Letters: A True Leader, CSA 2010 (Cont.’d)
A True Leader
Iowa’s trucking industry lost a dear friend and valued leader this past week. John Ruan was one of the three founders of the Iowa Motor Truck Association. (Click here for previous story.)
In 1942, Mr. Ruan felt that the industry needed a voice at the Capitol, and, within weeks, he had other trucking leaders committed to the idea, and the association became a reality.
Almost immediately, the association became the respected voice of the industry, in no small part because of the involvement by John Ruan.
He personally directed the efforts with legislators and regulators and made it his personal goal to navigate the young organization through its early years. His hard work, leadership and unwavering commitment to the trucking industry enabled him to quickly build a strong membership and a united organization.
His tremendous dedication to IMTA was always present in those early decades; he personally provided the financial support to pay the bills and cover the payroll expenses as the association faced some difficult times in the 1940s and 1950s.
Over the years, the trucking industry faced numerous challenges and Mr. Ruan’s leadership was always present through his involvement with IMTA. It was known that the association could rely upon Mr. Ruan’s organizations for whatever resources were needed to get the job done — and for that support, we are eternally grateful. A unique supporter such as Mr. Ruan enabled the association to prosper and flourish and, even more important, provide services, support and leadership to an industry that today employs one in every 11 people in the state of Iowa.
With time, his direct involvement was minimal, but the Ruan presence and the philosophies Mr. Ruan instilled always have been the constants that proved to be a valuable anchor for an industry and an association that faces continual change. Even today, Iowa’s trucking industry holds great respect and appreciation for Mr. John Ruan.
Not only did he have the foresight and the vision to create an association that has been able to serve the trucking industry for more than 65 years, but more important, he set the standard an industry continually aspires to uphold.
Without question, Mr. Ruan’s scope of influence is much larger than most, and his achievements and accolades span far beyond the trucking industry. But it is with great pride that many truckers recall and remember Mr. Ruan’s roots in the trucking industry and his widespread influence on the trucking industry in the past and yet today. It is because of his tremendous influence that Iowa’s trucking industry expresses its sincere thanks and appreciation to a man who left a footprint on an industry and an association that will be felt forever.

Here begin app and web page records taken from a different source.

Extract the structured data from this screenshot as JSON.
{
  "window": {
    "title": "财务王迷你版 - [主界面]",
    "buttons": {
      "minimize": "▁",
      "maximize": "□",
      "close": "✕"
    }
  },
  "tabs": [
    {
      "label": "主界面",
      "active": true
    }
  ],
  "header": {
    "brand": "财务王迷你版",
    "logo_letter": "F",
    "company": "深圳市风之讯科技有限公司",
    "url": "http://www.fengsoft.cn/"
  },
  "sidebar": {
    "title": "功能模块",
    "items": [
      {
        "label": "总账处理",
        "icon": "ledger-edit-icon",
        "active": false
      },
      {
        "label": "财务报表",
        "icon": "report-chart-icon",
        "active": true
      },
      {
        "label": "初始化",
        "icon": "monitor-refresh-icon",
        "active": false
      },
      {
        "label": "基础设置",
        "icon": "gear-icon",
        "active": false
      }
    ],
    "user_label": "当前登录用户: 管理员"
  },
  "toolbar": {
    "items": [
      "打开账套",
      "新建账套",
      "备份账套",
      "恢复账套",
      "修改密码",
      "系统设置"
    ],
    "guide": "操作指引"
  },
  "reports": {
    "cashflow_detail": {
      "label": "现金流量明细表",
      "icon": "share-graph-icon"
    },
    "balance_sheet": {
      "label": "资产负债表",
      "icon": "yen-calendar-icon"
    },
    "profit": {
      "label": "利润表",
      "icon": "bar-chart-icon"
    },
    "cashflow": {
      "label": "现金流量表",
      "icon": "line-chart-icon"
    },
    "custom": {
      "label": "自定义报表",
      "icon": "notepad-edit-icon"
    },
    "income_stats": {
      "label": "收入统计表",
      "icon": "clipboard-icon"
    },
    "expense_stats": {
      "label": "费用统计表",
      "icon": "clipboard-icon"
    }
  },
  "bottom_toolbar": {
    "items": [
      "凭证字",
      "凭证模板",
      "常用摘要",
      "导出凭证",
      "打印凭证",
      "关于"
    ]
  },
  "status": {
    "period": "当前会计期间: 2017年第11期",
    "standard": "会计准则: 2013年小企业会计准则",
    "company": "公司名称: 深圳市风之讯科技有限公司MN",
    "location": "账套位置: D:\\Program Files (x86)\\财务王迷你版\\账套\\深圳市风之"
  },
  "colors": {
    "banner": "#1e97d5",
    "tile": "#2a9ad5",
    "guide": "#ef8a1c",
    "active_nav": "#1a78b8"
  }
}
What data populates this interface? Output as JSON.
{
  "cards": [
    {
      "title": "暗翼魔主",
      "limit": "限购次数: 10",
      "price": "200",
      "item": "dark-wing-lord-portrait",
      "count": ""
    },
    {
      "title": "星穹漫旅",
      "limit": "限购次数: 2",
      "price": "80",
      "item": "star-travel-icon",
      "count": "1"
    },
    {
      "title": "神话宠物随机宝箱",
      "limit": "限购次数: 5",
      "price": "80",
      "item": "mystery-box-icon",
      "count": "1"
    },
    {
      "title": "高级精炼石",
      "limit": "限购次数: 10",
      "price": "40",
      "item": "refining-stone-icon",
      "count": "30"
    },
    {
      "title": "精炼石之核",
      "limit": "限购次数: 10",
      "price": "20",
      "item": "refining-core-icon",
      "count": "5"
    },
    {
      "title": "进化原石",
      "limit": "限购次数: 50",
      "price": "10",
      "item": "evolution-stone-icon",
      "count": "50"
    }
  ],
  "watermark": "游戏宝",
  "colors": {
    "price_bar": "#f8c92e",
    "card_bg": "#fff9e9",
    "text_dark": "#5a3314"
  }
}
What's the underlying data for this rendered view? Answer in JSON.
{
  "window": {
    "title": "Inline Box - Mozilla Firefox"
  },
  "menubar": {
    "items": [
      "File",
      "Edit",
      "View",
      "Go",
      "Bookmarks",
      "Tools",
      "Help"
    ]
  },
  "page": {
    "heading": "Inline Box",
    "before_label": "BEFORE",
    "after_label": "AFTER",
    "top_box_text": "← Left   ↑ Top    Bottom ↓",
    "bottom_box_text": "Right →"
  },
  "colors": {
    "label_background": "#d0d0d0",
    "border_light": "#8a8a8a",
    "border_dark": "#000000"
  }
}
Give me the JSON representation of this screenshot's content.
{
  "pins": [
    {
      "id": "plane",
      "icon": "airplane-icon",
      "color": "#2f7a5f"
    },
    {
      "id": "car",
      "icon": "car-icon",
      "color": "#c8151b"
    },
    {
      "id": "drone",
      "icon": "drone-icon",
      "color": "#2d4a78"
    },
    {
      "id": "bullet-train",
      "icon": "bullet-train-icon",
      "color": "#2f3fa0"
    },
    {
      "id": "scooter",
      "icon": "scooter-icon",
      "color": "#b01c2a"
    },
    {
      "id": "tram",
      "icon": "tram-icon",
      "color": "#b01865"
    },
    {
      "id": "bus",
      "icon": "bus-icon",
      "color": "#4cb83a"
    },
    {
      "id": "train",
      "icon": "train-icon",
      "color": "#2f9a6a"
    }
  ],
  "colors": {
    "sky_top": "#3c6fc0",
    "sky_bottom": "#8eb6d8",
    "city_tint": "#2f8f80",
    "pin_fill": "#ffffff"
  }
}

Iowa Motor Truck Association
Des Moines, Iowa
With the implementation of CSA 2010 — the Comprehensive Safety Analysis program created by the Federal Motor Carrier Safety Administration to replace the old SafeStat system — the government seeks to provide performance criteria that favor the biggest carriers and discriminate against the smallest (2-8, p. 1; click here for previous story).
Misuse of SafeStat has been a huge barrier to success for the approximately 100 people a day who get FMCSA operating authority. Although otherwise useful and appropriate, SafeStat contains an Inspection Selection System score that essentially ranks motor carriers according to government inspection frequency.
A carrier’s score number is supposed to be only for internal government use, but making it public has created the impression for shippers — and people like me who load carriers — that the government is ranking carriers, making one appear to be better than another.
The ISS score seems to suggest a correlation between high-percentage inspection numbers and claims for loss, but there is no such correlation. This works against newer, smaller motor carriers because they start out with a large number and a “conditional” Department of Transportation rating and consequently get less freight than larger, more established carriers.
The resulting loss of profit represents an unlawful “taking” under the U.S. Constitution.
The smallest carriers, which typically deliver freight straight through without handling — thereby lowering the percentage of cargo lost — have a higher degree of driving and cargo-handling skill because they own their own equipment.
CSA 2010, although it means well, should not be misused the way SafeStat has been. The government should eliminate from CSA any form of rating based on inspections. The idea of listing safety deficiencies is good, and those who purchase transportation can make up their own minds about who to hire.
Government never should be in the business of endorsing one motor carrier at the expense of another. The public is certainly capable of evaluating carriers and selecting the best trucking purchases for their needs.
If the government implements CSA 2010, the system should be used internally and only for inspections.
All trucking safety and driver statistics should be available online to everyone, as they are now, without revealing a specific carrier’s inspection percentage. The federal government is out of the business of regulating the economics of trucking, and CSA 2010 is an incompetent economic regulation masked as a “safety” issue.